The following weekend I headed to Cinque Terre, Italy. The closures here were a lot more understandable due to its tropical climate and coastal location, but were still unfortunate. Due to the flood in this area a year ago the coastal walk was still closed. A landslide occurred in late September closing off the Via dell’Amore between Monarola and Riomaggiore so we were unable to walk there either. The mountain trek hikes and the ferry services between the towns had been closed for the season as well so we were only able to train hop between the villages as opposed to the big hikes we anticipated.

Pros of Shoulder Season Travel

• More availability in accommodations/transportation, which means more options and the ability to book last minute
• Cheaper transportation and accommodation
• Less crowded
• Shorter queues
• Better feel for local culture due to less tourists
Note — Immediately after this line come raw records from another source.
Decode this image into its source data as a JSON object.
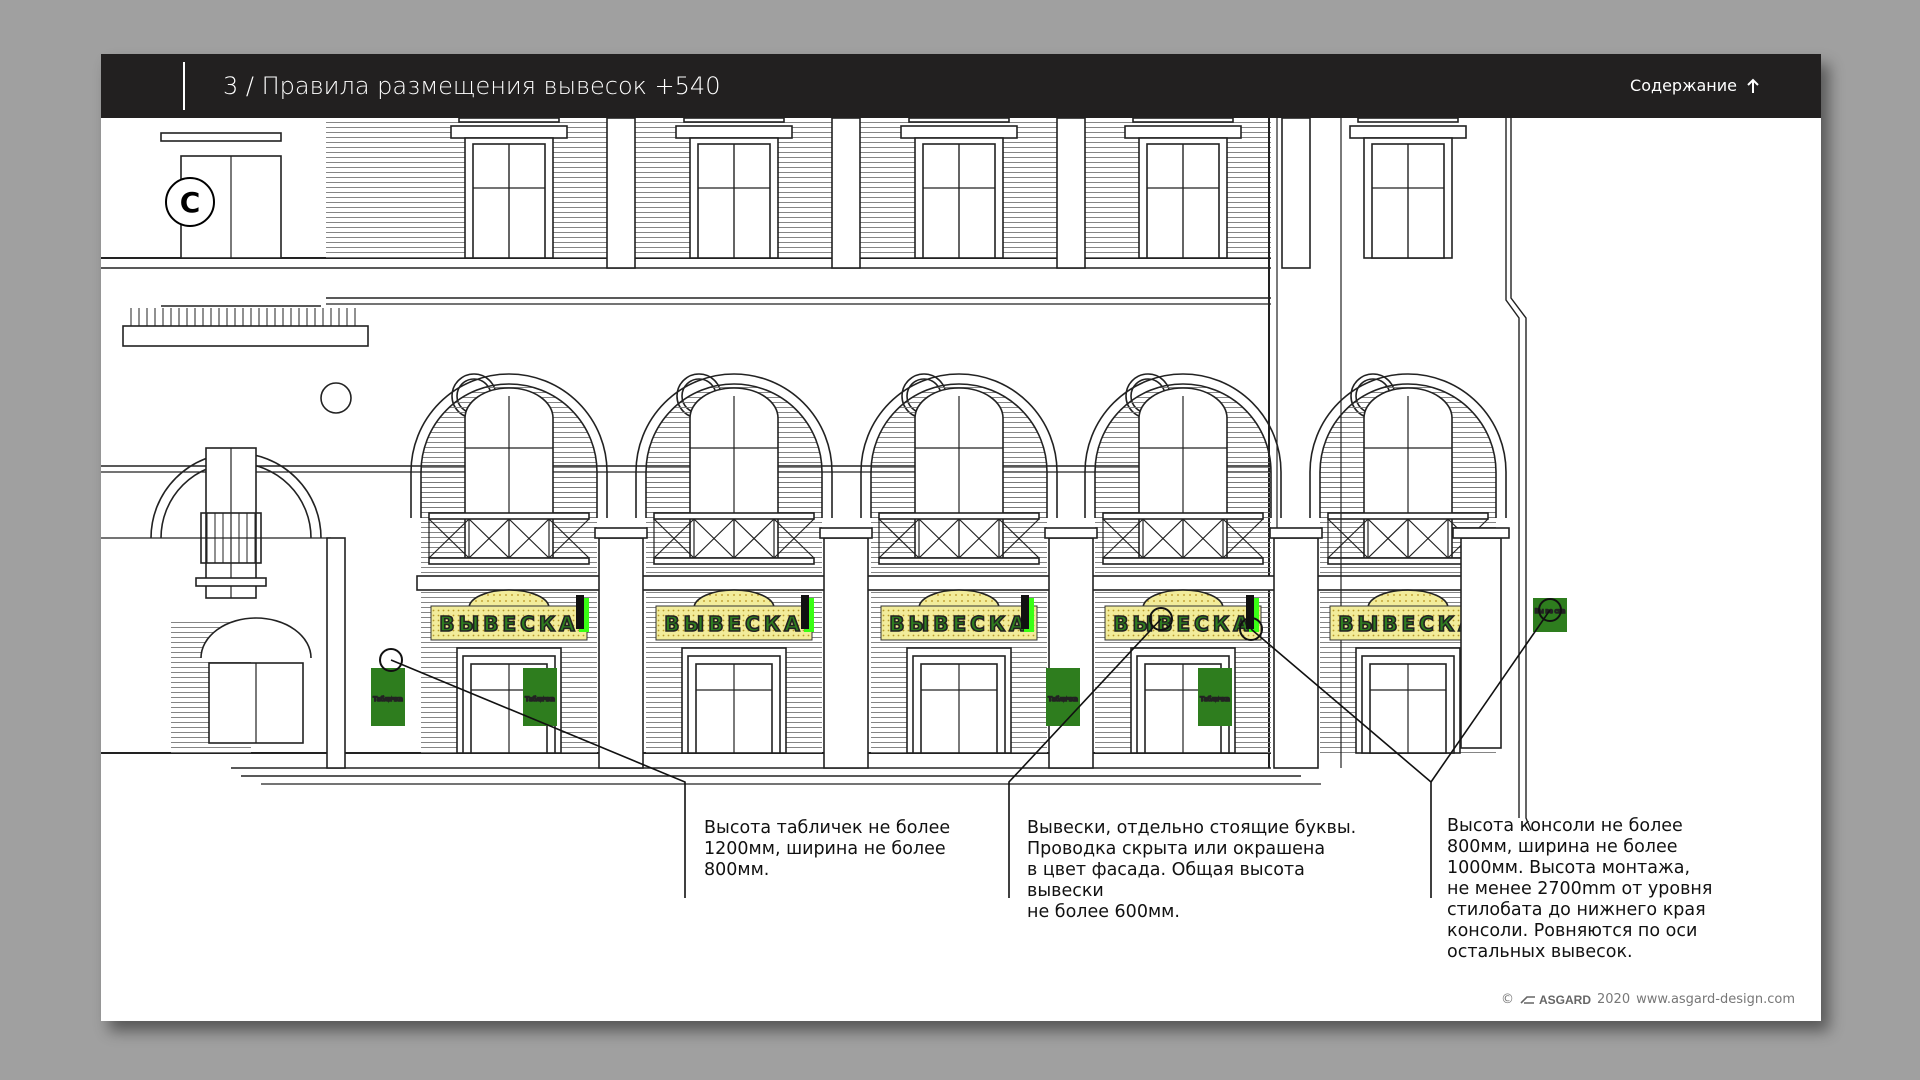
{
  "header": {
    "title": "3 / Правила размещения вывесок +540",
    "toc_label": "Содержание"
  },
  "section_badge": "С",
  "signs": {
    "fascia_label": "ВЫВЕСКА",
    "plate_label": "Табличка",
    "console_label": "Вы ве ска"
  },
  "callouts": [
    {
      "text": "Высота табличек не более\n1200мм, ширина не более\n800мм."
    },
    {
      "text": "Вывески, отдельно стоящие буквы.\nПроводка скрыта или окрашена\nв цвет фасада. Общая высота\nвывески\nне более 600мм."
    },
    {
      "text": "Высота консоли не более\n800мм, ширина не более\n1000мм. Высота монтажа,\nне менее 2700mm от уровня\nстилобата до нижнего края\nконсоли. Ровняются по оси\nостальных вывесок."
    }
  ],
  "footer": {
    "copyright": "©",
    "brand": "ASGARD",
    "year": "2020",
    "site": "www.asgard-design.com"
  },
  "colors": {
    "header_bg": "#222020",
    "sign_green": "#2e7d1e",
    "sign_yellow": "#f2ec9a",
    "accent_green": "#39ff14"
  }
}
Cons of Shoulder Season Travel

• Closures
• Construction/renovations
• Poor weather
• Shorter days with early darkness

Advice for Shoulder Season Travel

• Choose destinations that are not weather dependent
• Research the area you want to visit and contact the attractions to see if they are open/not currently being renovated
• Get up early to make the most out of your day

Add this article to your reading list
Published in Study Abroad Blogs
Tagged under
Beth Saunders

Beth Saunders is a young Nova Scotian who studied Commerce at the Memorial University of Newfoundland. During a semester abroad at the University of Economics in Prague, Beth shares her overseas adventures with us.

Website: bethsaunders.wordpress.com/

About

Verge believes in travel for change. International experience creates global citizens, who can change our planet for the better. This belief is at the core of everything we do.

For more than a decade, Verge has produced quality resources and events to help people experience the world in a meaningful way, through opportunities to study, work and volunteer abroad.

Contact Us

info@vergemagazine.org
(+1) 705 742 6869

Subscriber care
Advertise
Write for us
Subscribe
Privacy policy